Dataset:
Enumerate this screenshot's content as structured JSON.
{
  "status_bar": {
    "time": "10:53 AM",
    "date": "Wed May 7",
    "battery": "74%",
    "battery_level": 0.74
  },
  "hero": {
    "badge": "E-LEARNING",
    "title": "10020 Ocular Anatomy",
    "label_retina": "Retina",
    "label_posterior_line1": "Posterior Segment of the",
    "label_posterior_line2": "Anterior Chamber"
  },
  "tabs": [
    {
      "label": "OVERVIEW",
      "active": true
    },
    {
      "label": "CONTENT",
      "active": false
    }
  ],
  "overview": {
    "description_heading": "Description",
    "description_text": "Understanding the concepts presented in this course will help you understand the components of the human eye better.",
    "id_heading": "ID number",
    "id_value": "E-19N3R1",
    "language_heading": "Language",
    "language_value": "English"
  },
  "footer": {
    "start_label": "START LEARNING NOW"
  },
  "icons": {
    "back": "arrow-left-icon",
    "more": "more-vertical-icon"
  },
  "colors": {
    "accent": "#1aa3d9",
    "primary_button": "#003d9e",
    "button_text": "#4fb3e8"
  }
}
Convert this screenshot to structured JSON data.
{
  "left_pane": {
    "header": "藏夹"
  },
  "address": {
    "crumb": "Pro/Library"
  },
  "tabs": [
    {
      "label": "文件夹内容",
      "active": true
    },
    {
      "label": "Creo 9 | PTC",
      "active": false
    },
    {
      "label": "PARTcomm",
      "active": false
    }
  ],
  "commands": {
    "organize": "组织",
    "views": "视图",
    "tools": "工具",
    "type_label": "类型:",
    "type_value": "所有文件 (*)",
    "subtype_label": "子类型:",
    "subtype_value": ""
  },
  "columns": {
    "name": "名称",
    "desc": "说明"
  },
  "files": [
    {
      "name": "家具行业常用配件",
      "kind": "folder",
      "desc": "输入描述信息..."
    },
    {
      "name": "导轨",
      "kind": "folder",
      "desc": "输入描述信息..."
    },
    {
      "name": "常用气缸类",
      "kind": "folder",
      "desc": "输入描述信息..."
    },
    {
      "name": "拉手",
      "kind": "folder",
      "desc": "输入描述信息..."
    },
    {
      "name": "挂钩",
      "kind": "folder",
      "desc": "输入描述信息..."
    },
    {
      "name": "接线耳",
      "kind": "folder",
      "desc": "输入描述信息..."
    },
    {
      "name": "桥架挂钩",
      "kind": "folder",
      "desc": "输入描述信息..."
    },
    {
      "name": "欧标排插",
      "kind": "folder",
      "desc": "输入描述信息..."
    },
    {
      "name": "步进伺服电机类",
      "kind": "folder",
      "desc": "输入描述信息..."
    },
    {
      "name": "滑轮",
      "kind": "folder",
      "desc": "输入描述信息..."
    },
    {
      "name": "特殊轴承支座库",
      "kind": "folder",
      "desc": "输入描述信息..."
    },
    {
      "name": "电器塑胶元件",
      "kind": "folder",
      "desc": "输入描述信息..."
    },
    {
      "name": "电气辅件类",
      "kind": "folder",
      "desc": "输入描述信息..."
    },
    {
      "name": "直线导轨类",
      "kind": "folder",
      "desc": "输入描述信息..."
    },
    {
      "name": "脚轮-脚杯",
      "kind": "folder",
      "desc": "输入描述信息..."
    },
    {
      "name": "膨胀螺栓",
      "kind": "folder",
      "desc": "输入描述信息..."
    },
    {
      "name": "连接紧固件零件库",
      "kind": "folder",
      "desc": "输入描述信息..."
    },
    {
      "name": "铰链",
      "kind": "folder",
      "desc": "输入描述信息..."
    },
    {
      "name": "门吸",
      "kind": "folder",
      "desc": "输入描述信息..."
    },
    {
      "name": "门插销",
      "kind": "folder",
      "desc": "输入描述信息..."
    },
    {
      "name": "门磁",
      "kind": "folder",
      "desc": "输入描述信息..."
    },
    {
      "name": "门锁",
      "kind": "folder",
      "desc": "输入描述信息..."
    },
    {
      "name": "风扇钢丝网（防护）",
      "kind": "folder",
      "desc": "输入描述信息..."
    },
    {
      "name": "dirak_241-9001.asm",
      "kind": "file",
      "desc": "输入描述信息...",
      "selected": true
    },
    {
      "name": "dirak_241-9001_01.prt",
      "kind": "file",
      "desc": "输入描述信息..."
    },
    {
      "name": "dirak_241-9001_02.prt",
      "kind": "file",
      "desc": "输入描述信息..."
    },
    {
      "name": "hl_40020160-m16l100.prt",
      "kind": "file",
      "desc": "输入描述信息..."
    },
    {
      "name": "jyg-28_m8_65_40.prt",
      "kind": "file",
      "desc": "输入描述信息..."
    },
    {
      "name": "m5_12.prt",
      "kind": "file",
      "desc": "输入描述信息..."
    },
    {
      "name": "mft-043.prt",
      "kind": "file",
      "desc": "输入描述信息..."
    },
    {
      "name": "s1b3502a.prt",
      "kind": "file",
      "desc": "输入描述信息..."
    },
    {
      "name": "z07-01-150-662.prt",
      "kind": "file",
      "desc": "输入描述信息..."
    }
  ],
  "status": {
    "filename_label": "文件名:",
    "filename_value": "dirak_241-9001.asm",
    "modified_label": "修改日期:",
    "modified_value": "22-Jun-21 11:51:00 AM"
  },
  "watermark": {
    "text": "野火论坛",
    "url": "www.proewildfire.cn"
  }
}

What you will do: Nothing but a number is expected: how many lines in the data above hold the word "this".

Reply to the exercise: 3